EXTRACTED MATERIAL:
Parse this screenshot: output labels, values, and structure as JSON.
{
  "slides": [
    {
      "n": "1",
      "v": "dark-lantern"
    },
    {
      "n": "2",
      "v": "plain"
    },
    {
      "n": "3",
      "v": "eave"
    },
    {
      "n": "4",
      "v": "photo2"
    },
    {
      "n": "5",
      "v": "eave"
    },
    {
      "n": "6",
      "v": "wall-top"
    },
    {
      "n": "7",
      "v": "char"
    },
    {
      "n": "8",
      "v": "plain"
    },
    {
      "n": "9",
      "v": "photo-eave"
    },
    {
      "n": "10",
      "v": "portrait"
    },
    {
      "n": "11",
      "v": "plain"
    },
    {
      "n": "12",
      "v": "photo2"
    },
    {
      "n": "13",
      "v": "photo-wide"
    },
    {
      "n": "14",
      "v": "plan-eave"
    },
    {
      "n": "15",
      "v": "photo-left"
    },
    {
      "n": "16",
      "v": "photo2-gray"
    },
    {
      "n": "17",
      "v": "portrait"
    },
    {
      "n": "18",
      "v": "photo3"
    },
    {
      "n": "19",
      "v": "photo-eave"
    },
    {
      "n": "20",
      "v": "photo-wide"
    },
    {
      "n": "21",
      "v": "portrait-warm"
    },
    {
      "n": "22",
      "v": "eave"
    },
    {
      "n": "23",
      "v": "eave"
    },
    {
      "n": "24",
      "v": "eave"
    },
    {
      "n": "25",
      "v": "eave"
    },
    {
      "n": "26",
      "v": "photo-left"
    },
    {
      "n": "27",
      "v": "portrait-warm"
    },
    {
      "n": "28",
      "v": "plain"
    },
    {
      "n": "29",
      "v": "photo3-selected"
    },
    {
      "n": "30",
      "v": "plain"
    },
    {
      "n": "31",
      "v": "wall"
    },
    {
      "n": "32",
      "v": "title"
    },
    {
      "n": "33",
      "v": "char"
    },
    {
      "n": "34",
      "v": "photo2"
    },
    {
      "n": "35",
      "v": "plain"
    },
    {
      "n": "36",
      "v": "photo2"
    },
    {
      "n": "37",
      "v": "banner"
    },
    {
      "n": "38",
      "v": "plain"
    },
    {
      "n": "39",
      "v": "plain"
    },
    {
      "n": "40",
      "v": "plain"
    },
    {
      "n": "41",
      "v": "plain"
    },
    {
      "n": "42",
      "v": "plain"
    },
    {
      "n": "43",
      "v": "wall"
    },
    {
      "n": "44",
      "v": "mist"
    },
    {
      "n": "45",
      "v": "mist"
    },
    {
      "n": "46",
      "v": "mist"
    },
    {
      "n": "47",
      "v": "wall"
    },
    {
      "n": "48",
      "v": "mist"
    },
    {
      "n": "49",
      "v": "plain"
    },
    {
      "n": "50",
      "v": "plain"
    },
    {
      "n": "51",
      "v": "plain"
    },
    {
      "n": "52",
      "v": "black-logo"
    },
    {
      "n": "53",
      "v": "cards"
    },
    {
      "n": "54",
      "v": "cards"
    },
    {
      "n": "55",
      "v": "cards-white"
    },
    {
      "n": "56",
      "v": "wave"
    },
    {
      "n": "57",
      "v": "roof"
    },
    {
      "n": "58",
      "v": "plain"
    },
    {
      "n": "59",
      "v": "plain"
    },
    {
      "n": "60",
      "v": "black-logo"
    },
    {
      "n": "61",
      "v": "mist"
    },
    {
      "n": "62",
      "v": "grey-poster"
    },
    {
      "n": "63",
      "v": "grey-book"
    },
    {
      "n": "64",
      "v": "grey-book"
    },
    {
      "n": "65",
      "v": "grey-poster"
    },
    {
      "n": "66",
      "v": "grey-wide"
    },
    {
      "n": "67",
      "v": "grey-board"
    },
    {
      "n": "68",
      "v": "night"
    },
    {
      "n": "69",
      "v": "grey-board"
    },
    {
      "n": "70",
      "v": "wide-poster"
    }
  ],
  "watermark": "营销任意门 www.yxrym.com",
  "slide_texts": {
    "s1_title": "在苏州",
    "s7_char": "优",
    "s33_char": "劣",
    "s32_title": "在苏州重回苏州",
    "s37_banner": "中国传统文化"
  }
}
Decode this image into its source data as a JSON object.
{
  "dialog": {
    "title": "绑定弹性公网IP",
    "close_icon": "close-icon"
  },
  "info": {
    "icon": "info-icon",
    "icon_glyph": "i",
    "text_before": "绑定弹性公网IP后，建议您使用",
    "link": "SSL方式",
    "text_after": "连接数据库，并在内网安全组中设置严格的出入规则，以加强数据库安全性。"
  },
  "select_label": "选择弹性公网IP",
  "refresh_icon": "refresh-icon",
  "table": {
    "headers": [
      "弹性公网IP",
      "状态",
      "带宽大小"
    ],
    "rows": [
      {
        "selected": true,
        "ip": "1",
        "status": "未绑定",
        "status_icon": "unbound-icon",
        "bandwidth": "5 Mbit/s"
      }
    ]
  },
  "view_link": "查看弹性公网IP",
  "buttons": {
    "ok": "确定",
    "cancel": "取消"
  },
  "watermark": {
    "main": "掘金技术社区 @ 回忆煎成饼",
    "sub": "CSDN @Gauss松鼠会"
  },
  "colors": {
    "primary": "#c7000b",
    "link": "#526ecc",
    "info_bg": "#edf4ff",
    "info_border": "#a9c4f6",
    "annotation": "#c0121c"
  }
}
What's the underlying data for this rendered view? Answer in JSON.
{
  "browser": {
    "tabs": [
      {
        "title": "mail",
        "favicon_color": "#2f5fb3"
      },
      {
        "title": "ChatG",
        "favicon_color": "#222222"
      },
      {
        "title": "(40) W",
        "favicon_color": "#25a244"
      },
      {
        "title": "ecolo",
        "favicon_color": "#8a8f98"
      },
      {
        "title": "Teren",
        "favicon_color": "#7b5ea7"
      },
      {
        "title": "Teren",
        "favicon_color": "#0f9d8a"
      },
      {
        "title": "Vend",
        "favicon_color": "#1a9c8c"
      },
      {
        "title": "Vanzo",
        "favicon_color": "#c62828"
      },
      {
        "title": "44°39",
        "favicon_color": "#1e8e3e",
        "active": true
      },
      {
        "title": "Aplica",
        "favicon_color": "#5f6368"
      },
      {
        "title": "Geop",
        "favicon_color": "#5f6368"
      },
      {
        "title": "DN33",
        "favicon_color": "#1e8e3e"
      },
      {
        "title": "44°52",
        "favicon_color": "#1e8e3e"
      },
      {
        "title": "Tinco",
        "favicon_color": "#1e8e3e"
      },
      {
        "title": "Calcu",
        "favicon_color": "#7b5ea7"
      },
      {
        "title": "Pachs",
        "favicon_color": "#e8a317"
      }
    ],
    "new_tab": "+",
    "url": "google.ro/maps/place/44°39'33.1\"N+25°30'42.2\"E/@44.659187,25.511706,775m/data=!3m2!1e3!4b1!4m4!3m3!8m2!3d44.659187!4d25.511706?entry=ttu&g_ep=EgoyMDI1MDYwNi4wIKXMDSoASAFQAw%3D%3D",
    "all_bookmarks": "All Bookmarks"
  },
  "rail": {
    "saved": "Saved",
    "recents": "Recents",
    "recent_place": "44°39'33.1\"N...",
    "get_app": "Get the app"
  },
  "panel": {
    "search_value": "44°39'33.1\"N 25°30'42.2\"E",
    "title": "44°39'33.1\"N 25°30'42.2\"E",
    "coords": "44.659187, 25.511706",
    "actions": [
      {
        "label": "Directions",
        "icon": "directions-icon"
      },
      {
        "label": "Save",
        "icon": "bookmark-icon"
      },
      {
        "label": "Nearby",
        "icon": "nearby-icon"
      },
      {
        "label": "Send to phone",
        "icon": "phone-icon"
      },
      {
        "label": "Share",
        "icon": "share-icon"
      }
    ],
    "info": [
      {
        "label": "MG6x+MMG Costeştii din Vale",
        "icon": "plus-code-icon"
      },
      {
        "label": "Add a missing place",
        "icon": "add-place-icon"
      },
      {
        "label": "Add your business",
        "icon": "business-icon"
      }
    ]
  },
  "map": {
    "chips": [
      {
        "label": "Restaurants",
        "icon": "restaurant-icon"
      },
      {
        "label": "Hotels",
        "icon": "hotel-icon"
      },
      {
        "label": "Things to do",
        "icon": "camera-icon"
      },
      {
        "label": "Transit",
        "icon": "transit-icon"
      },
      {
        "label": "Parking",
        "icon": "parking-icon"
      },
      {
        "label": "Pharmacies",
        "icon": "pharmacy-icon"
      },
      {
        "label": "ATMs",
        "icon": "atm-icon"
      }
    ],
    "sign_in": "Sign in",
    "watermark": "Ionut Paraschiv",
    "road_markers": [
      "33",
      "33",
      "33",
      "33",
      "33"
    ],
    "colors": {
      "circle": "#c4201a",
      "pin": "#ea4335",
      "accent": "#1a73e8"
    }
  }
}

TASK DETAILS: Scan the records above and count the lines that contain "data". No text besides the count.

RESPONSE AREA: 3